▶ **WHAT YOU SHOULD DO**
Each entry, in full: reproduce it exactly.

Source data:
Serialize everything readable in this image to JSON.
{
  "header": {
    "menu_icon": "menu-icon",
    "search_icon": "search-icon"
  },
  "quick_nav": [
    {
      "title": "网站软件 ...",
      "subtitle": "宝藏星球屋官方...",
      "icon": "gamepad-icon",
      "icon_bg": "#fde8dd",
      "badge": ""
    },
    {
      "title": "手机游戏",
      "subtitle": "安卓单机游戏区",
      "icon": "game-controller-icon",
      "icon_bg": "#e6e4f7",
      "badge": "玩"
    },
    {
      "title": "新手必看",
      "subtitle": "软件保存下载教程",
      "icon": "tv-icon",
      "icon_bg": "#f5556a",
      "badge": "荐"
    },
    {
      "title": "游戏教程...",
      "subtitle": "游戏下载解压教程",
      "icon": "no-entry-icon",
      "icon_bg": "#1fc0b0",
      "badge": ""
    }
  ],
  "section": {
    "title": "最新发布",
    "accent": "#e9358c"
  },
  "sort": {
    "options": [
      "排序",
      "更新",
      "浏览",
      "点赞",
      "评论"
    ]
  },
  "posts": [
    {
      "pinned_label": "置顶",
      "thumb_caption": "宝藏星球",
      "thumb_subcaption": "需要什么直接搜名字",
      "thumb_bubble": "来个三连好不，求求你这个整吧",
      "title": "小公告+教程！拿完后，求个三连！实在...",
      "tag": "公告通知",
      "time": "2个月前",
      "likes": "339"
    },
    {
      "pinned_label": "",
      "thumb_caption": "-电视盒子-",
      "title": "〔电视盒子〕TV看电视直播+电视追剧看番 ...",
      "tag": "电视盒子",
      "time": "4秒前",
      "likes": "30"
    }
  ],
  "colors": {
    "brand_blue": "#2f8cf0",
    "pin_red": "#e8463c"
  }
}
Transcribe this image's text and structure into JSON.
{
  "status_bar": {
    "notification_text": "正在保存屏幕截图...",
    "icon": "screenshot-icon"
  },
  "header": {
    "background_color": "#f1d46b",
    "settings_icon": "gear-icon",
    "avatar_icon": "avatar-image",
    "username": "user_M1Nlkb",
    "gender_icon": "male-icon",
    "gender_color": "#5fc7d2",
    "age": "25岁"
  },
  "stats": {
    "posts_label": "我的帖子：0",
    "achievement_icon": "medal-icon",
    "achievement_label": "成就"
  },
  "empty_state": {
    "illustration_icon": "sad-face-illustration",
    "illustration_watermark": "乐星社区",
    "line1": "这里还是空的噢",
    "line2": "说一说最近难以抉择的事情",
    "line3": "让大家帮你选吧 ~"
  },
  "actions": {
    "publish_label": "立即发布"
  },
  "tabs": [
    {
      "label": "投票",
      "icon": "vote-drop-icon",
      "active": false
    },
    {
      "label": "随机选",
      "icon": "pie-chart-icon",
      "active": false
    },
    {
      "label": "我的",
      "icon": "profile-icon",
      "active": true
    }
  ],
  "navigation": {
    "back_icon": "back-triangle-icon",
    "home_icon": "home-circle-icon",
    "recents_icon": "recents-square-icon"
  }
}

▶ **RESULT OF THE EXERCISE**
Serialize everything readable in this image to JSON.
{
  "header": {
    "menu_icon": "menu-icon",
    "search_icon": "search-icon"
  },
  "quick_nav": [
    {
      "title": "网站软件 ...",
      "subtitle": "宝藏星球屋官方...",
      "icon": "gamepad-icon",
      "icon_bg": "#fde8dd",
      "badge": ""
    },
    {
      "title": "手机游戏",
      "subtitle": "安卓单机游戏区",
      "icon": "game-controller-icon",
      "icon_bg": "#e6e4f7",
      "badge": "玩"
    },
    {
      "title": "新手必看",
      "subtitle": "软件保存下载教程",
      "icon": "tv-icon",
      "icon_bg": "#f5556a",
      "badge": "荐"
    },
    {
      "title": "游戏教程...",
      "subtitle": "游戏下载解压教程",
      "icon": "no-entry-icon",
      "icon_bg": "#1fc0b0",
      "badge": ""
    }
  ],
  "section": {
    "title": "最新发布",
    "accent": "#e9358c"
  },
  "sort": {
    "options": [
      "排序",
      "更新",
      "浏览",
      "点赞",
      "评论"
    ]
  },
  "posts": [
    {
      "pinned_label": "置顶",
      "thumb_caption": "宝藏星球",
      "thumb_subcaption": "需要什么直接搜名字",
      "thumb_bubble": "来个三连好不，求求你这个整吧",
      "title": "小公告+教程！拿完后，求个三连！实在...",
      "tag": "公告通知",
      "time": "2个月前",
      "likes": "339"
    },
    {
      "pinned_label": "",
      "thumb_caption": "-电视盒子-",
      "title": "〔电视盒子〕TV看电视直播+电视追剧看番 ...",
      "tag": "电视盒子",
      "time": "4秒前",
      "likes": "30"
    }
  ],
  "colors": {
    "brand_blue": "#2f8cf0",
    "pin_red": "#e8463c"
  }
}
Transcribe this image's text and structure into JSON.
{
  "status_bar": {
    "notification_text": "正在保存屏幕截图...",
    "icon": "screenshot-icon"
  },
  "header": {
    "background_color": "#f1d46b",
    "settings_icon": "gear-icon",
    "avatar_icon": "avatar-image",
    "username": "user_M1Nlkb",
    "gender_icon": "male-icon",
    "gender_color": "#5fc7d2",
    "age": "25岁"
  },
  "stats": {
    "posts_label": "我的帖子：0",
    "achievement_icon": "medal-icon",
    "achievement_label": "成就"
  },
  "empty_state": {
    "illustration_icon": "sad-face-illustration",
    "illustration_watermark": "乐星社区",
    "line1": "这里还是空的噢",
    "line2": "说一说最近难以抉择的事情",
    "line3": "让大家帮你选吧 ~"
  },
  "actions": {
    "publish_label": "立即发布"
  },
  "tabs": [
    {
      "label": "投票",
      "icon": "vote-drop-icon",
      "active": false
    },
    {
      "label": "随机选",
      "icon": "pie-chart-icon",
      "active": false
    },
    {
      "label": "我的",
      "icon": "profile-icon",
      "active": true
    }
  ],
  "navigation": {
    "back_icon": "back-triangle-icon",
    "home_icon": "home-circle-icon",
    "recents_icon": "recents-square-icon"
  }
}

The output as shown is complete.